We have created this list of artwork guidelines for our customers so that our customers know what we can and cannot accept as a printable design.

 

Glossary


4 Color Process - Multi Color printing typically uses ink of four colors: cyan, magenta, yellow, and key (black).

Artwork - The design, text, or logo you wish to print. Hardcopy or Digital.

Bleed - Printing that extends beyond the surface of the sheet and is trimmed to size.

CMYK - A way of specifying a unique color in the color spectrum. Any unique color is made by mixing Cyan, Magenta, Yellow, and Black.

Camera Ready - High quality. A camera ready design most often comes in the form of digital vector artwork files.

Copy - Text 

DPI - The printed resolution of your design

PMS Colors - Pantone Color Matching System

Halftone - A color gradient within your design.

Raster Image - Often a low quality image, not usually suitable for printing. File Types: .png, .jpg, .bmp

Vector - Ideal graphics for printing. Designed with a professional art program and contains the information to scale your design as large as possible with 0 distortion. 

 

Vector Graphic Basics

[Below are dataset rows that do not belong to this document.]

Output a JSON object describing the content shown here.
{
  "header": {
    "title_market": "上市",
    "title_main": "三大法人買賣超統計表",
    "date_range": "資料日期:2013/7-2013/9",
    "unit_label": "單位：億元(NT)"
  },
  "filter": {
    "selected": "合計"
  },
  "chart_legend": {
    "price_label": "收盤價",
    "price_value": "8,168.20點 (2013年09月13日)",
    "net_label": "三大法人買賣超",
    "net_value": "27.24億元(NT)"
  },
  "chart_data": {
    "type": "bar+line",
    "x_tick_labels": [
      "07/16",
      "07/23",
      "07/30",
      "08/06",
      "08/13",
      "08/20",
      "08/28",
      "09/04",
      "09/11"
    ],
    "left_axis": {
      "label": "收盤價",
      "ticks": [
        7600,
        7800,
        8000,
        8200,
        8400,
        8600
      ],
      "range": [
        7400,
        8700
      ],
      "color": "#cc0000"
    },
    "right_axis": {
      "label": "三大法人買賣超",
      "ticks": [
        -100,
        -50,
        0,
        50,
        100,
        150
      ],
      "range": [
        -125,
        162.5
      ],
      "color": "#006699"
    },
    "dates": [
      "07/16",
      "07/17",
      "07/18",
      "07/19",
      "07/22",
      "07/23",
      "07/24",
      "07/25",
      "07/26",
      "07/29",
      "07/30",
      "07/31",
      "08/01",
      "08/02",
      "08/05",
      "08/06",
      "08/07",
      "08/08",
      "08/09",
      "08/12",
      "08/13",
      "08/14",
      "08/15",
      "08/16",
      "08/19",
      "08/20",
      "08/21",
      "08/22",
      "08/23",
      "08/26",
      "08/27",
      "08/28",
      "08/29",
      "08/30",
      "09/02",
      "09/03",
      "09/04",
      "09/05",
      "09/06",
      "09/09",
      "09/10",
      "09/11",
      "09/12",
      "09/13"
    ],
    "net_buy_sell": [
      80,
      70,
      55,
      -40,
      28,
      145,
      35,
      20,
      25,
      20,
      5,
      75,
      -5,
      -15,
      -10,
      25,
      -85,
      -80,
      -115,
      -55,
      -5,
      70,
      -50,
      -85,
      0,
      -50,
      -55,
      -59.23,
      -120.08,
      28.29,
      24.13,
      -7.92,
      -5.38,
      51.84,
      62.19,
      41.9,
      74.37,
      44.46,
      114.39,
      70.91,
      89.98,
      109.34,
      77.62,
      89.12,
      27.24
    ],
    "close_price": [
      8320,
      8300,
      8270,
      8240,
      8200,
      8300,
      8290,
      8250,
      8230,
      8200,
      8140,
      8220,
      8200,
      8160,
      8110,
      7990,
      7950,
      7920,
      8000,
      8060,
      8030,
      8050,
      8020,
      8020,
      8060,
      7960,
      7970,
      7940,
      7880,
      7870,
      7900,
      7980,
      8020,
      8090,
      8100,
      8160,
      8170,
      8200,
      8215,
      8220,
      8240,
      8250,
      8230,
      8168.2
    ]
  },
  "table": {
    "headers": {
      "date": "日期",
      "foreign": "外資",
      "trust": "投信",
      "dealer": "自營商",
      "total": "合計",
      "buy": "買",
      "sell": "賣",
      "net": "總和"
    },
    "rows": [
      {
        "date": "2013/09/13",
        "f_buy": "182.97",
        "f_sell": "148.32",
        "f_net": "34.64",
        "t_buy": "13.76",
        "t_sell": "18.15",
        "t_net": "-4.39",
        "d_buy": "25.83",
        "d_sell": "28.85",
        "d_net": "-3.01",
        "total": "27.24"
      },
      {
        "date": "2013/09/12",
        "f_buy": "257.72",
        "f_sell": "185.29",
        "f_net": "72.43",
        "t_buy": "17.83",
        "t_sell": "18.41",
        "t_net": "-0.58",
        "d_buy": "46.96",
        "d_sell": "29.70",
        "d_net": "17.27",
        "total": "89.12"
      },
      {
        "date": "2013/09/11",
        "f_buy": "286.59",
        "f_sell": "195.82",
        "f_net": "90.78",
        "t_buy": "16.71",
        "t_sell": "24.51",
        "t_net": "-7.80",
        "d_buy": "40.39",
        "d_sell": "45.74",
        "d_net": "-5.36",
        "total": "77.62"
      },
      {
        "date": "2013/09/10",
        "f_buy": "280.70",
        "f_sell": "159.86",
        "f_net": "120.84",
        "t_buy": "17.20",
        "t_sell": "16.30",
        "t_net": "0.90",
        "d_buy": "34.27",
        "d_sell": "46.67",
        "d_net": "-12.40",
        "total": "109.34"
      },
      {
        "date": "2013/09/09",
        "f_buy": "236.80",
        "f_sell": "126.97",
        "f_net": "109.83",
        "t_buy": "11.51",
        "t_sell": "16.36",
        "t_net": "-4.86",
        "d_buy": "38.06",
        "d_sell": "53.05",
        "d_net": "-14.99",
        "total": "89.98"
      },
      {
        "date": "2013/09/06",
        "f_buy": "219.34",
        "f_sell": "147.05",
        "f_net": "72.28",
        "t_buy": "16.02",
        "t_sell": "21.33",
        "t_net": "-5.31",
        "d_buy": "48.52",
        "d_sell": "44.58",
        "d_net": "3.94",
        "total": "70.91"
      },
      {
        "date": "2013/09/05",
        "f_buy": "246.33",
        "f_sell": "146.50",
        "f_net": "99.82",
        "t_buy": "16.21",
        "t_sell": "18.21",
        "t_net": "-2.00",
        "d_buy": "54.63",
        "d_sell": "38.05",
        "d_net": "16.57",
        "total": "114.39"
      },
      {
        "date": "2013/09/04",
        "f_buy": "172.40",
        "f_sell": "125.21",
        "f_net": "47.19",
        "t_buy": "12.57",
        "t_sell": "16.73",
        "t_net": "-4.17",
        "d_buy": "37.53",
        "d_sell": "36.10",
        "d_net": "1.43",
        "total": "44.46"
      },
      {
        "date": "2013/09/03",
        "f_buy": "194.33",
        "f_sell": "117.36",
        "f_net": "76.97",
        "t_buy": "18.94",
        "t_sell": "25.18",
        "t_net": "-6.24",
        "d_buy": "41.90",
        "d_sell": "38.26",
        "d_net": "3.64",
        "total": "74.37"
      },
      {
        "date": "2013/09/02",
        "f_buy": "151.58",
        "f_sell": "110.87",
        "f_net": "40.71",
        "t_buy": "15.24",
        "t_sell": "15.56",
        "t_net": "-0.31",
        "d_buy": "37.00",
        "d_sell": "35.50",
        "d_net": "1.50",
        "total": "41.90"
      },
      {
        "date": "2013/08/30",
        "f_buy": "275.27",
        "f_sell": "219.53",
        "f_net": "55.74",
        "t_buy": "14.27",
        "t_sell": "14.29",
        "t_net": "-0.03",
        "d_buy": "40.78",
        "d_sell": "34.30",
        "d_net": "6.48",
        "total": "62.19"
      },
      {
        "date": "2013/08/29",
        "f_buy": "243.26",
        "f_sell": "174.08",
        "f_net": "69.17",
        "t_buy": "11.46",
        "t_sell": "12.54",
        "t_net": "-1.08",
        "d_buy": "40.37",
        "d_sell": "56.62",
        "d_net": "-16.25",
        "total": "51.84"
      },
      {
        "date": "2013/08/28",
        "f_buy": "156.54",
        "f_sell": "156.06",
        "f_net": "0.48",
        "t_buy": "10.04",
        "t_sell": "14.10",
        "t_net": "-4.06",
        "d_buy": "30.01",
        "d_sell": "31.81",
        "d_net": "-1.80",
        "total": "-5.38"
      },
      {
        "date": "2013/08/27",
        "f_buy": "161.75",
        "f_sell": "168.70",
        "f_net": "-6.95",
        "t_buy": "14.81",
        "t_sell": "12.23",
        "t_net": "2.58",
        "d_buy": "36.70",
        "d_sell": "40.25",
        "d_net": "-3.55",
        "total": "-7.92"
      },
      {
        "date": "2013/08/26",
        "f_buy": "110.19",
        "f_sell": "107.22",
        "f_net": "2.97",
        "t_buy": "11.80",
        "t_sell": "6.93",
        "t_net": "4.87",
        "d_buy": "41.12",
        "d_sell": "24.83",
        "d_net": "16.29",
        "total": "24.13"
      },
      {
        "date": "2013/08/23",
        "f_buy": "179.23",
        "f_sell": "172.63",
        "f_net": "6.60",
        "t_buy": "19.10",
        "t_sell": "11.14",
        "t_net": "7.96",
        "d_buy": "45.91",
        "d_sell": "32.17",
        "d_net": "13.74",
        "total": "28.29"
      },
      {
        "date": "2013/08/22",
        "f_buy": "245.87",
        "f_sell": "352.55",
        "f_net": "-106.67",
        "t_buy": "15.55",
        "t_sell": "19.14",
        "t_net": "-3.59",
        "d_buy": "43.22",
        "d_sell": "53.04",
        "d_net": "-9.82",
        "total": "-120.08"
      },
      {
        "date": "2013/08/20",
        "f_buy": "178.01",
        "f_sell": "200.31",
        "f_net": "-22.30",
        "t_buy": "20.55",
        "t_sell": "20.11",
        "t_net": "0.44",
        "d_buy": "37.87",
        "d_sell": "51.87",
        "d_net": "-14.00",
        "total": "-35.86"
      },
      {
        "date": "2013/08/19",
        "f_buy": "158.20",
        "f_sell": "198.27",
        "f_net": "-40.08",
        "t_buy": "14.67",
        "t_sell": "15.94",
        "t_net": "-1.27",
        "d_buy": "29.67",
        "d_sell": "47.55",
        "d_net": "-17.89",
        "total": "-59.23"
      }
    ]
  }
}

Raster & Bitmap Images vs. Vector Images

A raster image is made up of individual pixels. When you try to enlarge a raster image it looks pixelated because you are taking each block of information (pixel) and just making it bigger. Raster images are often created in programs like Photoshop and have the extension .JPEG or .GIF.

A vector image, on the other hand, is made up of points connected along a curve (or vector). Basically, the visual information is contained in the relationship between the points, not the points themselves, so the image can be expanded to an infinite size. Vector images are created in programs like Illustrator and have the file extension .EPS.

Accepted File Types: .PDF .AI .EPS .SVG (note:only changing a file extension does not change the quality of the image) 

 

Colors


The Pantone Color Matching System is largely a standardized color reproduction system. By standardizing the colors, different manufacturers in different locations can all refer to the Pantone system to make sure colors match without direct contact with one another. However, most of the Pantone system's 1,114 spot colors cannot be simulated with CMYK but with 13 base pigments (14 including black) mixed in specified amounts. Pantone colors are described by their allocated number (typically referred to as, for example, "PMS 130"). PMS colors are almost always used in branding and have even found their way into government legislation and military standards (to describe the colors of flags and seals).

 https://en.wikipedia.org/wiki/Pantone
 
 

Process & Digital PrintsThe printing of “full color” images utilizing a photographic color separation process in which each of three primary colors--cyan, magenta, and yellow, plus black--are separated from the original art and given their own printing plate. Or  a full color Image can be printed digitally (think your at home printer). We use both methods in printing if the design calls for more than four spot colors.

 https://en.wikipedia.org/wiki/CMYK_color_model